RECORDS TO PROCESS:

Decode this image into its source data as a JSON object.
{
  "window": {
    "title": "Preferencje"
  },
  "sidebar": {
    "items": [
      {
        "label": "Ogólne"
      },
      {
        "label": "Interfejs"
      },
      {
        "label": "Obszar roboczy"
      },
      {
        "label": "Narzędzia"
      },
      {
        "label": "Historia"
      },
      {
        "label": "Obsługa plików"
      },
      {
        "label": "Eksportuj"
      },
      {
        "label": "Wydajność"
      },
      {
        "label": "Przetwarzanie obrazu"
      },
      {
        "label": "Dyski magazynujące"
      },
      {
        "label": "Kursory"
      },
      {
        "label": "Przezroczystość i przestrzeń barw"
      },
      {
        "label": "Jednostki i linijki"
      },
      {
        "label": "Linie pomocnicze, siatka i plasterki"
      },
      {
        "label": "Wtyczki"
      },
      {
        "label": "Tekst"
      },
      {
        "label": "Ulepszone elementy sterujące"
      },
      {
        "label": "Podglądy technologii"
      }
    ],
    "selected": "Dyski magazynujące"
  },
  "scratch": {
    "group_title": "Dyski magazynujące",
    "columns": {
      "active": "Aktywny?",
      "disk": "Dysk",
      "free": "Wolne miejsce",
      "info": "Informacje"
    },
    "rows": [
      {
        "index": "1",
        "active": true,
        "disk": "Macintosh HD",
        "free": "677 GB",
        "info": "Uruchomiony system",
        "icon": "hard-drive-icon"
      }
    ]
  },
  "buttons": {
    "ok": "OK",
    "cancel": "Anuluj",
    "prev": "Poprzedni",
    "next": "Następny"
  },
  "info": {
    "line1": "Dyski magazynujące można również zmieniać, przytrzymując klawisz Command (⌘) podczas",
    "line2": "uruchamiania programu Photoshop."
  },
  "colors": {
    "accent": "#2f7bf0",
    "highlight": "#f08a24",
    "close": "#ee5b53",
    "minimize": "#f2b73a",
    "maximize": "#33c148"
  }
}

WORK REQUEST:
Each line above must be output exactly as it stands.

WRITTEN ANSWER:
Decode this image into its source data as a JSON object.
{
  "window": {
    "title": "Preferencje"
  },
  "sidebar": {
    "items": [
      {
        "label": "Ogólne"
      },
      {
        "label": "Interfejs"
      },
      {
        "label": "Obszar roboczy"
      },
      {
        "label": "Narzędzia"
      },
      {
        "label": "Historia"
      },
      {
        "label": "Obsługa plików"
      },
      {
        "label": "Eksportuj"
      },
      {
        "label": "Wydajność"
      },
      {
        "label": "Przetwarzanie obrazu"
      },
      {
        "label": "Dyski magazynujące"
      },
      {
        "label": "Kursory"
      },
      {
        "label": "Przezroczystość i przestrzeń barw"
      },
      {
        "label": "Jednostki i linijki"
      },
      {
        "label": "Linie pomocnicze, siatka i plasterki"
      },
      {
        "label": "Wtyczki"
      },
      {
        "label": "Tekst"
      },
      {
        "label": "Ulepszone elementy sterujące"
      },
      {
        "label": "Podglądy technologii"
      }
    ],
    "selected": "Dyski magazynujące"
  },
  "scratch": {
    "group_title": "Dyski magazynujące",
    "columns": {
      "active": "Aktywny?",
      "disk": "Dysk",
      "free": "Wolne miejsce",
      "info": "Informacje"
    },
    "rows": [
      {
        "index": "1",
        "active": true,
        "disk": "Macintosh HD",
        "free": "677 GB",
        "info": "Uruchomiony system",
        "icon": "hard-drive-icon"
      }
    ]
  },
  "buttons": {
    "ok": "OK",
    "cancel": "Anuluj",
    "prev": "Poprzedni",
    "next": "Następny"
  },
  "info": {
    "line1": "Dyski magazynujące można również zmieniać, przytrzymując klawisz Command (⌘) podczas",
    "line2": "uruchamiania programu Photoshop."
  },
  "colors": {
    "accent": "#2f7bf0",
    "highlight": "#f08a24",
    "close": "#ee5b53",
    "minimize": "#f2b73a",
    "maximize": "#33c148"
  }
}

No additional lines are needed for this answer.